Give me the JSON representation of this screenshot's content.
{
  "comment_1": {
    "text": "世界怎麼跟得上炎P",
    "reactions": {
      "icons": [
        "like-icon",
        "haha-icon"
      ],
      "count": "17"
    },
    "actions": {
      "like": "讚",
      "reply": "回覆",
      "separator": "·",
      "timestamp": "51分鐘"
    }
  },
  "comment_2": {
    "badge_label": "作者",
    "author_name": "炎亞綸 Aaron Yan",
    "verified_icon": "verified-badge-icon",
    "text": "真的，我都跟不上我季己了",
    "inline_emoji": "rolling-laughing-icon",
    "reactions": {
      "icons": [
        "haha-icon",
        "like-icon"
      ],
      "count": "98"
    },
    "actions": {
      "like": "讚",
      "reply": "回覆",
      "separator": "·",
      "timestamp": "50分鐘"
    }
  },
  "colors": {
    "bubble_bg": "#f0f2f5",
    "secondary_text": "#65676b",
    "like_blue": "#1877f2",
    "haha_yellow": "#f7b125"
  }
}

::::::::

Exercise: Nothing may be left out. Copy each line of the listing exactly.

Answer space:
Give me the JSON representation of this screenshot's content.
{
  "comment_1": {
    "text": "世界怎麼跟得上炎P",
    "reactions": {
      "icons": [
        "like-icon",
        "haha-icon"
      ],
      "count": "17"
    },
    "actions": {
      "like": "讚",
      "reply": "回覆",
      "separator": "·",
      "timestamp": "51分鐘"
    }
  },
  "comment_2": {
    "badge_label": "作者",
    "author_name": "炎亞綸 Aaron Yan",
    "verified_icon": "verified-badge-icon",
    "text": "真的，我都跟不上我季己了",
    "inline_emoji": "rolling-laughing-icon",
    "reactions": {
      "icons": [
        "haha-icon",
        "like-icon"
      ],
      "count": "98"
    },
    "actions": {
      "like": "讚",
      "reply": "回覆",
      "separator": "·",
      "timestamp": "50分鐘"
    }
  },
  "colors": {
    "bubble_bg": "#f0f2f5",
    "secondary_text": "#65676b",
    "like_blue": "#1877f2",
    "haha_yellow": "#f7b125"
  }
}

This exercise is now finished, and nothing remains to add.